The Exact Speed to Walk or Bike to Breathe in Less Air Pollution
Sure, it feels great to ride like the wind—but according to new science, slowing down a bit could protect your lungs.
Tough workouts may mean tighter abs and a stronger heart, but they also mean breathing more heavily and taking in more air. This could be a concern when you regularly walk or cycle outside on roads or areas clogged with traffic and/or smog, as research has shown that cyclists on busy city streets absorb high amounts of toxic chemicals. Air pollution can have multiple harmful effects, including exacerbating allergies and anxiety. Fortunately, if you’re an avid outdoor exerciser, new science has a trick for minimizing the damage.
As you might expect, your speed corresponds to the amount of air you gulp as you train, and according to a September 2016 study published in the International Journal of Sustainable Transportation, there’s a sweet spot that allows you to achieve maximum heart benefits without sacrificing your lungs.

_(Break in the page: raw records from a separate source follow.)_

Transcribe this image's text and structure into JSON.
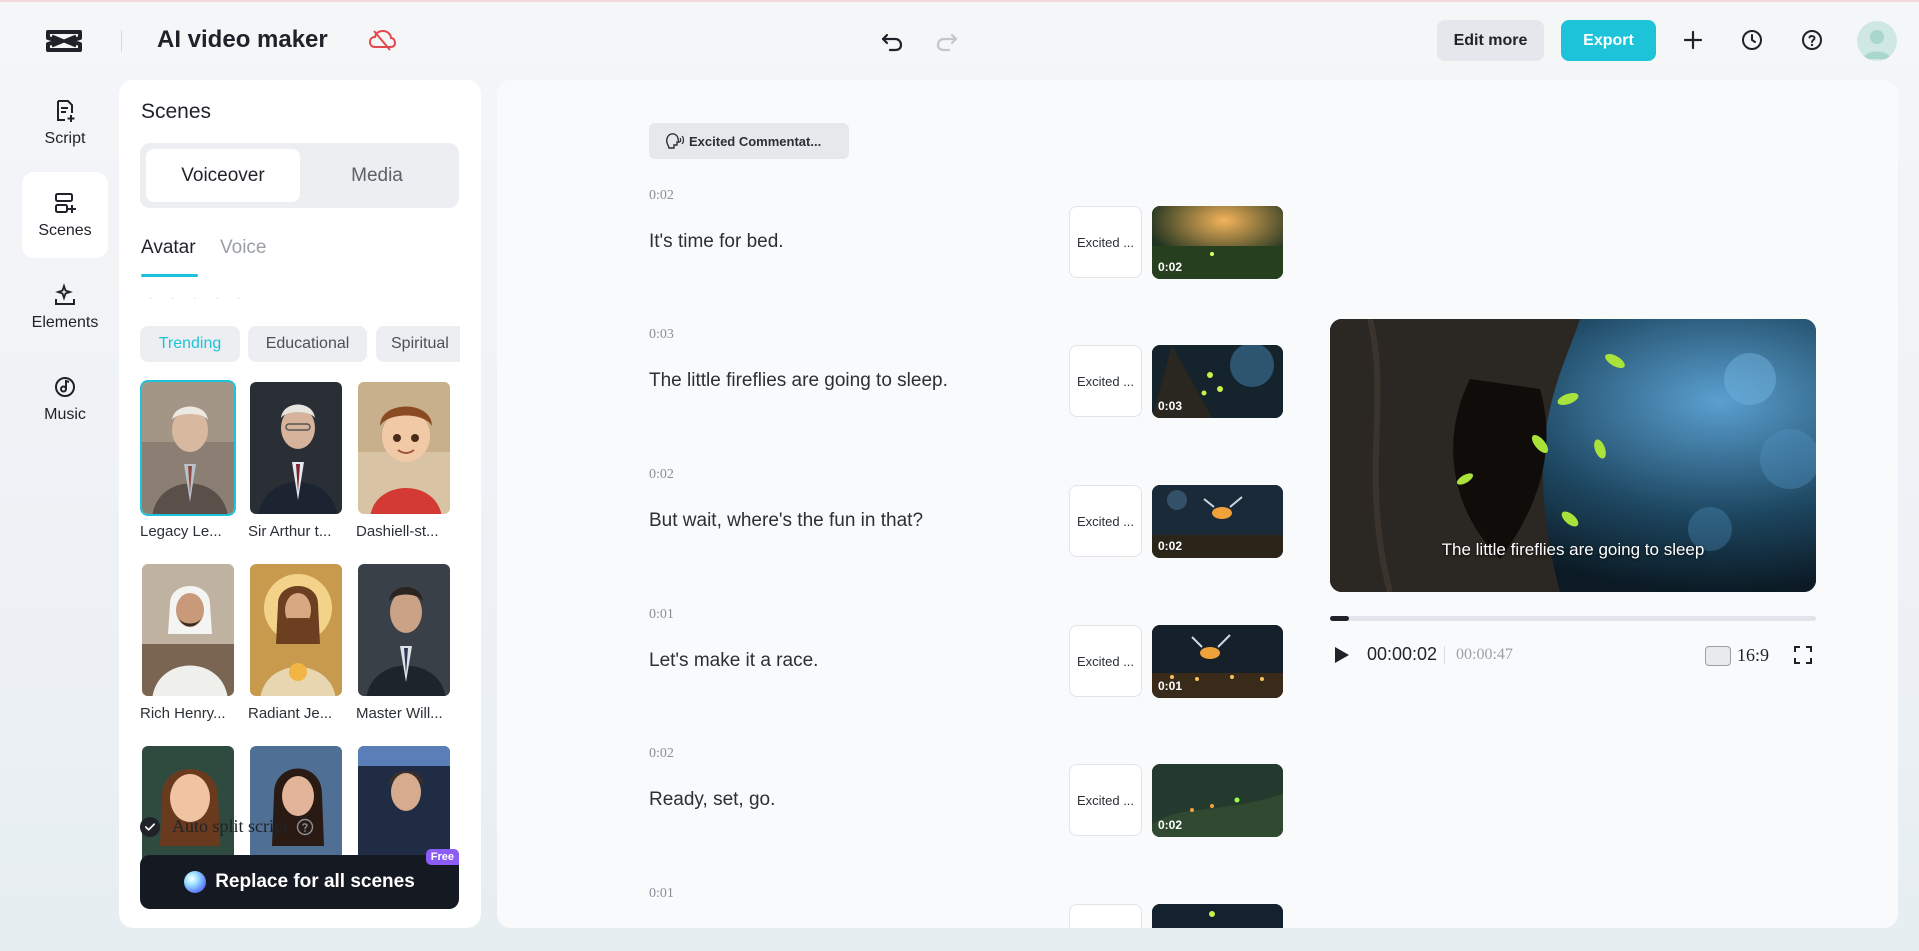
{
  "header": {
    "title": "AI video maker",
    "edit_more": "Edit more",
    "export": "Export"
  },
  "rail": {
    "items": [
      {
        "label": "Script",
        "icon": "script-icon"
      },
      {
        "label": "Scenes",
        "icon": "scenes-icon",
        "active": true
      },
      {
        "label": "Elements",
        "icon": "elements-icon"
      },
      {
        "label": "Music",
        "icon": "music-icon"
      }
    ]
  },
  "scenes_panel": {
    "title": "Scenes",
    "segments": [
      "Voiceover",
      "Media"
    ],
    "subtabs": [
      "Avatar",
      "Voice"
    ],
    "chips": [
      "Trending",
      "Educational",
      "Spiritual"
    ],
    "avatars": [
      {
        "name": "Legacy Le..."
      },
      {
        "name": "Sir Arthur t..."
      },
      {
        "name": "Dashiell-st..."
      },
      {
        "name": "Rich Henry..."
      },
      {
        "name": "Radiant Je..."
      },
      {
        "name": "Master Will..."
      }
    ],
    "auto_split": "Auto split script",
    "replace_button": "Replace for all scenes",
    "free_badge": "Free"
  },
  "main": {
    "voice_chip": "Excited Commentat...",
    "scenes": [
      {
        "duration": "0:02",
        "text": "It's time for bed.",
        "voice": "Excited ...",
        "clip_time": "0:02"
      },
      {
        "duration": "0:03",
        "text": "The little fireflies are going to sleep.",
        "voice": "Excited ...",
        "clip_time": "0:03"
      },
      {
        "duration": "0:02",
        "text": "But wait, where's the fun in that?",
        "voice": "Excited ...",
        "clip_time": "0:02"
      },
      {
        "duration": "0:01",
        "text": "Let's make it a race.",
        "voice": "Excited ...",
        "clip_time": "0:01"
      },
      {
        "duration": "0:02",
        "text": "Ready, set, go.",
        "voice": "Excited ...",
        "clip_time": "0:02"
      },
      {
        "duration": "0:01",
        "text": "",
        "voice": "",
        "clip_time": ""
      }
    ]
  },
  "preview": {
    "caption": "The little fireflies are going to sleep",
    "current_time": "00:00:02",
    "total_time": "00:00:47",
    "aspect_ratio": "16:9",
    "progress": 0.04
  },
  "colors": {
    "accent": "#1dc3d8",
    "dark": "#151922",
    "badge": "#8b5cf6"
  }
}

Using a U.S. Census-based computer model of 10,000 people, researchers from the University of British Columbia calculated ideal travel speeds for different age groups and sexes, called minimum-dose speeds (MDS). According to the research, led by Alex Bigazzi, a transportation expert from the university’s Department of Civil Engineering, female bike enthusiasts should cycle at speeds between 13 and 20 kilometers per hour (that’s about 8 to 12 miles per hour), and male cyclists should aim for 15 to 20 kilometers per hour (about 9 to 12 miles per hour) on flat and city roads. Walkers should move at around 4 kilometers per hour (about 2.5 miles per hour), to minimize their inhalation of air pollution while still getting the health perks of exercise, like these 15 benefits of walking.
“If you move at much faster speeds than the MDS—say, cycling around 10 kilometers, or about 6 miles per hour, faster than the optimal range, your inhalation of air pollution is significantly higher,” Dr. Bigazzi told Science Daily. “The good news is the MDS numbers align pretty closely with how fast most people actually travel.”
Especially if you have asthma or severe allergies, it’s a good idea to also consult the air quality forecast in your area before lacing up your sneakers for an outdoor workout. Go to AirNow.gov or download the free Air Now app, which provides air quality forecasts for nearly 400 U.S. cities. If bad air quality is coming your way, head out in the morning, when ozone levels tend to be lower (levels rise throughout the day in response to sunlight), according to Alison Davis, senior advisor in the EPA’s Office of Air Quality Planning and Standards.
Just don’t let a little smog cancel your workout entirely. You’d be surprised at the number of calories you can burn biking.